- What are the most important factors in making a digital library user-friendly? How can they be carried out?
- Morville took the accepted trio of important factors (context, content and users) and blew them up to be more specific. In their role as important factors, the original three are the basics that you see across all of the articles that we read. They’re basic, but they’re hard to nail down. “Users” could mean anything, we all know that if we’re working on a public-facing interface that it should work for the users, but that’s a difficult concept to measure. Morville’s honeycomb idea makes those factors more accessible and tangible. His important factors – useful, usable, findable, credible, valuable, desirable, and accessible are all based off of the original three but allow libraries to hone in on what’s important for their library and it also makes defining metrics for a “better UI” easier. Rather than “are users more satisfied”, libraries could ask, “are users finding the information that they set out to find?”. As with all software roll outs, there are some steps that should be undertaken in order to make sure that you’ve covered all of the bases. First, unit and integrated testing (does the functionality work, does it work from multiple access points, does it work within specific workflows), then user testing (have users come in and use the new interface with test scripts and with blind testing or open the new site to a select few for use as a beta product). Each of the steps should have pre-live metrics to be compared with post-live metrics that cover the factor that you’re most wanting to improve upon.
- What about librarians? What role do they play in a digital library’s usability and in the overall user experience?
- Constant vigilance. That’s an overstatement, but being aware of comments from patrons and ensuring that there is a way to track feedback is a vital step in delivering and continuing to deliver a quality product. Many people get attached to their status quo and start to ignore criticisms or learn to live with bugs because “that’s how the system has always worked”. By having and monitoring a feedback channel, librarians can ensure that users are getting what they need from a UI. Librarians also know their patrons well, and can help with the testing. Sometimes a UI makes sense to the person that’s putting it together, but not so much to the end-users. We should always speak up if we don’t think something will work. Finally, as end-users themselves, librarians should be very involved in the testing process. As librarians, we should know our patrons and we may think of workflows that designers don’t always thing to test. It’s also an excellent way to brush up on the UI before it goes live.
- Are there any examples of digital libraries / collections you have come across that meet or do not meet the usability “ideal”?

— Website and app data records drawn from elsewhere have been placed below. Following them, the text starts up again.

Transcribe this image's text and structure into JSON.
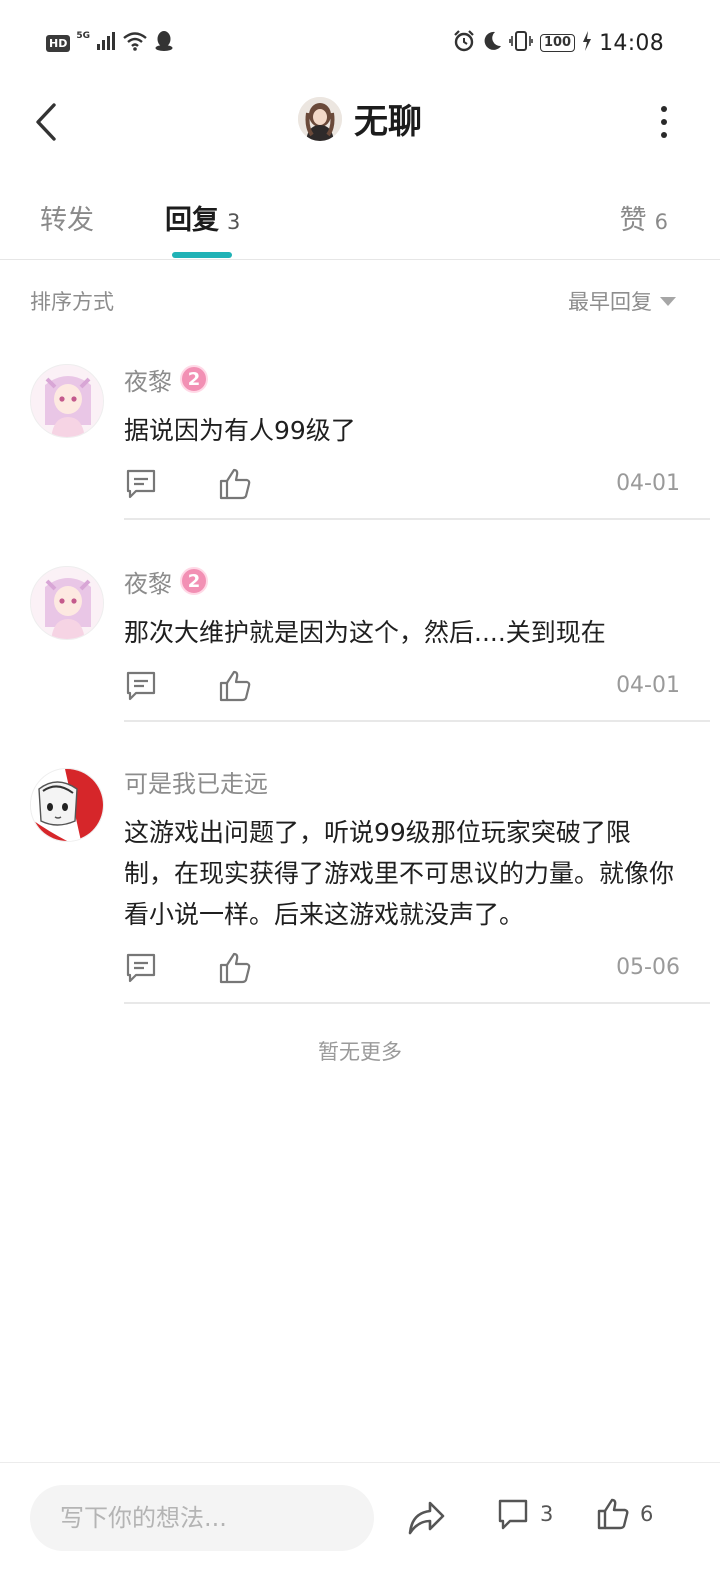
{
  "status_bar": {
    "hd": "HD",
    "network": "5G",
    "battery": "100",
    "time": "14:08"
  },
  "header": {
    "title": "无聊"
  },
  "tabs": [
    {
      "label": "转发",
      "count": ""
    },
    {
      "label": "回复",
      "count": "3"
    },
    {
      "label": "赞",
      "count": "6"
    }
  ],
  "sort": {
    "label": "排序方式",
    "selected": "最早回复"
  },
  "comments": [
    {
      "name": "夜黎",
      "level": "2",
      "text": "据说因为有人99级了",
      "date": "04-01"
    },
    {
      "name": "夜黎",
      "level": "2",
      "text": "那次大维护就是因为这个，然后....关到现在",
      "date": "04-01"
    },
    {
      "name": "可是我已走远",
      "level": "",
      "text": "这游戏出问题了，听说99级那位玩家突破了限制，在现实获得了游戏里不可思议的力量。就像你看小说一样。后来这游戏就没声了。",
      "date": "05-06"
    }
  ],
  "footer_note": "暂无更多",
  "bottom_bar": {
    "placeholder": "写下你的想法...",
    "comment_count": "3",
    "like_count": "6"
  },
  "colors": {
    "accent": "#20b2b6",
    "level_badge": "#f290b4"
  }
}
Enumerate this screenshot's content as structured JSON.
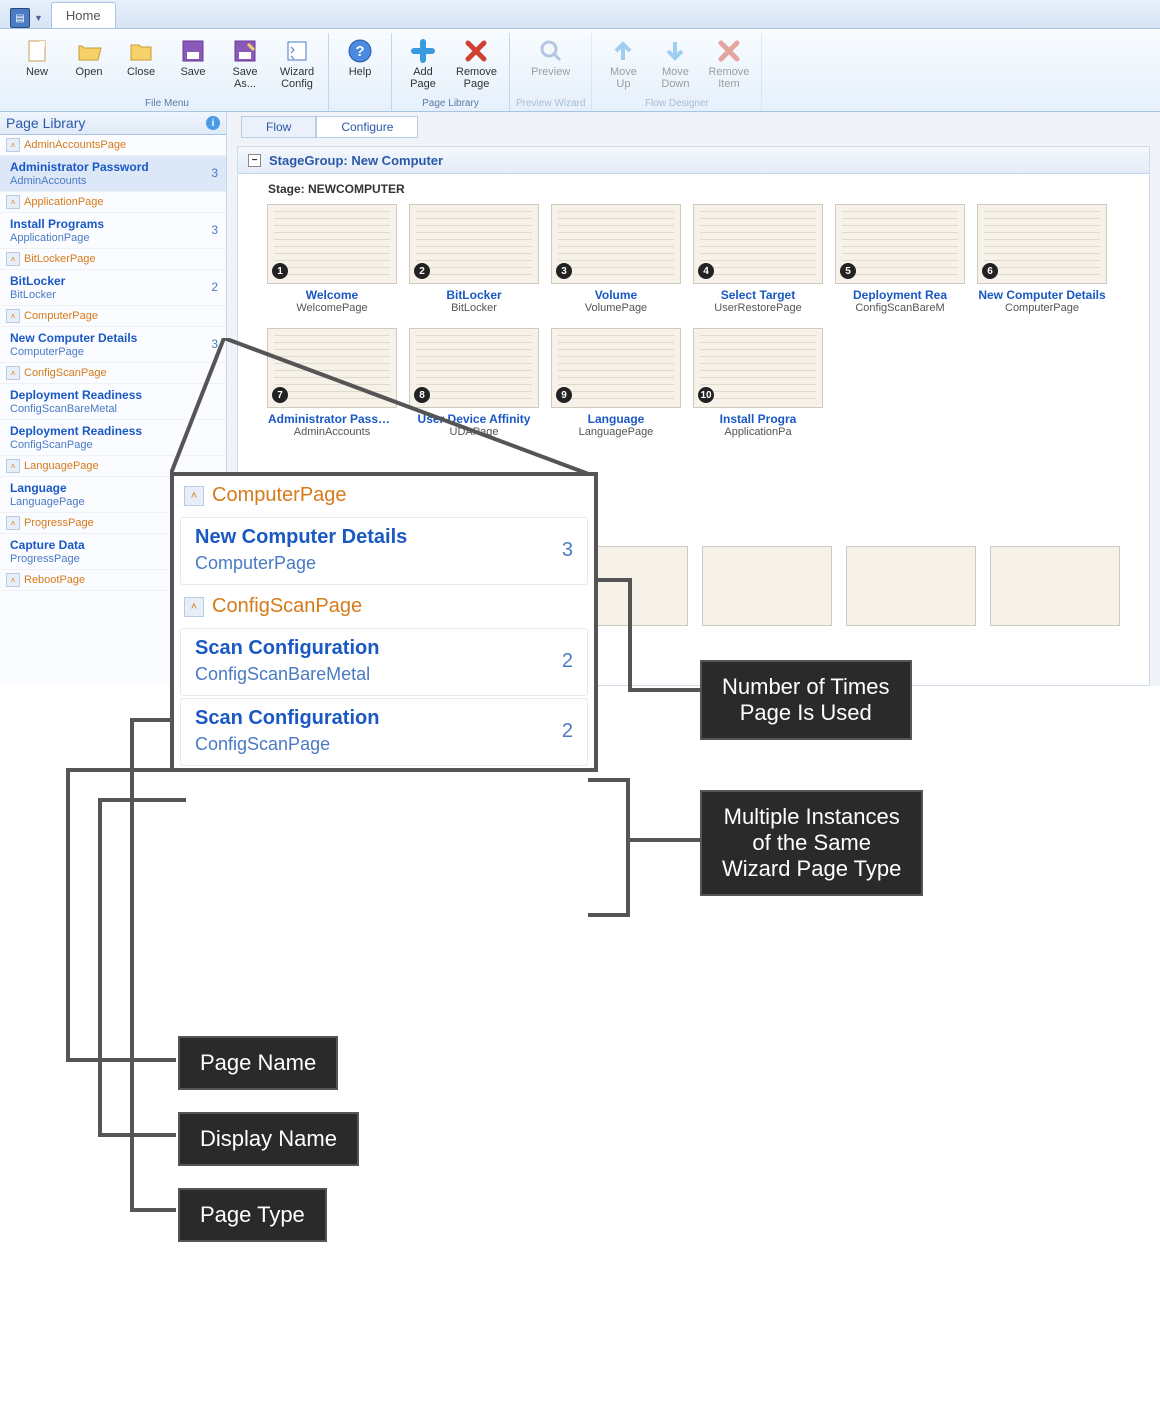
{
  "ribbon": {
    "tab": "Home",
    "groups": {
      "file": {
        "label": "File Menu",
        "btns": [
          "New",
          "Open",
          "Close",
          "Save",
          "Save\nAs...",
          "Wizard\nConfig"
        ]
      },
      "help": {
        "btns": [
          "Help"
        ]
      },
      "pagelib": {
        "label": "Page Library",
        "btns": [
          "Add\nPage",
          "Remove\nPage"
        ]
      },
      "preview": {
        "label": "Preview Wizard",
        "btns": [
          "Preview"
        ]
      },
      "flow": {
        "label": "Flow Designer",
        "btns": [
          "Move\nUp",
          "Move\nDown",
          "Remove\nItem"
        ]
      }
    }
  },
  "sidebar": {
    "title": "Page Library",
    "groups": [
      {
        "name": "AdminAccountsPage",
        "items": [
          {
            "nm": "Administrator Password",
            "sub": "AdminAccounts",
            "cnt": "3",
            "sel": true
          }
        ]
      },
      {
        "name": "ApplicationPage",
        "items": [
          {
            "nm": "Install Programs",
            "sub": "ApplicationPage",
            "cnt": "3"
          }
        ]
      },
      {
        "name": "BitLockerPage",
        "items": [
          {
            "nm": "BitLocker",
            "sub": "BitLocker",
            "cnt": "2"
          }
        ]
      },
      {
        "name": "ComputerPage",
        "items": [
          {
            "nm": "New Computer Details",
            "sub": "ComputerPage",
            "cnt": "3"
          }
        ]
      },
      {
        "name": "ConfigScanPage",
        "items": [
          {
            "nm": "Deployment Readiness",
            "sub": "ConfigScanBareMetal",
            "cnt": ""
          },
          {
            "nm": "Deployment Readiness",
            "sub": "ConfigScanPage",
            "cnt": ""
          }
        ]
      },
      {
        "name": "LanguagePage",
        "items": [
          {
            "nm": "Language",
            "sub": "LanguagePage",
            "cnt": ""
          }
        ]
      },
      {
        "name": "ProgressPage",
        "items": [
          {
            "nm": "Capture Data",
            "sub": "ProgressPage",
            "cnt": ""
          }
        ]
      },
      {
        "name": "RebootPage",
        "items": []
      }
    ]
  },
  "main": {
    "tabs": [
      "Flow",
      "Configure"
    ],
    "stagegroup": "StageGroup: New Computer",
    "stage": "Stage: NEWCOMPUTER",
    "thumbs": [
      {
        "n": "1",
        "t": "Welcome",
        "s": "WelcomePage"
      },
      {
        "n": "2",
        "t": "BitLocker",
        "s": "BitLocker"
      },
      {
        "n": "3",
        "t": "Volume",
        "s": "VolumePage"
      },
      {
        "n": "4",
        "t": "Select Target",
        "s": "UserRestorePage"
      },
      {
        "n": "5",
        "t": "Deployment Rea",
        "s": "ConfigScanBareM"
      },
      {
        "n": "6",
        "t": "New Computer Details",
        "s": "ComputerPage"
      },
      {
        "n": "7",
        "t": "Administrator Passw...",
        "s": "AdminAccounts"
      },
      {
        "n": "8",
        "t": "User Device Affinity",
        "s": "UDAPage"
      },
      {
        "n": "9",
        "t": "Language",
        "s": "LanguagePage"
      },
      {
        "n": "10",
        "t": "Install Progra",
        "s": "ApplicationPa"
      }
    ]
  },
  "zoom": {
    "g1": "ComputerPage",
    "i1": {
      "nm": "New Computer Details",
      "sub": "ComputerPage",
      "cnt": "3"
    },
    "g2": "ConfigScanPage",
    "i2": {
      "nm": "Scan Configuration",
      "sub": "ConfigScanBareMetal",
      "cnt": "2"
    },
    "i3": {
      "nm": "Scan Configuration",
      "sub": "ConfigScanPage",
      "cnt": "2"
    }
  },
  "callouts": {
    "c1": "Number of Times\nPage Is Used",
    "c2": "Multiple Instances\nof the Same\nWizard Page Type",
    "c3": "Page Name",
    "c4": "Display Name",
    "c5": "Page Type"
  }
}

- Yes! The Chazen museum UI used to be awful. It has since improved, but for a while was almost impossible to navigate. There was only one search box, but depending on the page you were on, it either searched the collection or it searched for information about the library itself. And if you attempted your search from the wrong page, there was a weird time limit that wouldn’t allow you to search from the correct page for 15 seconds!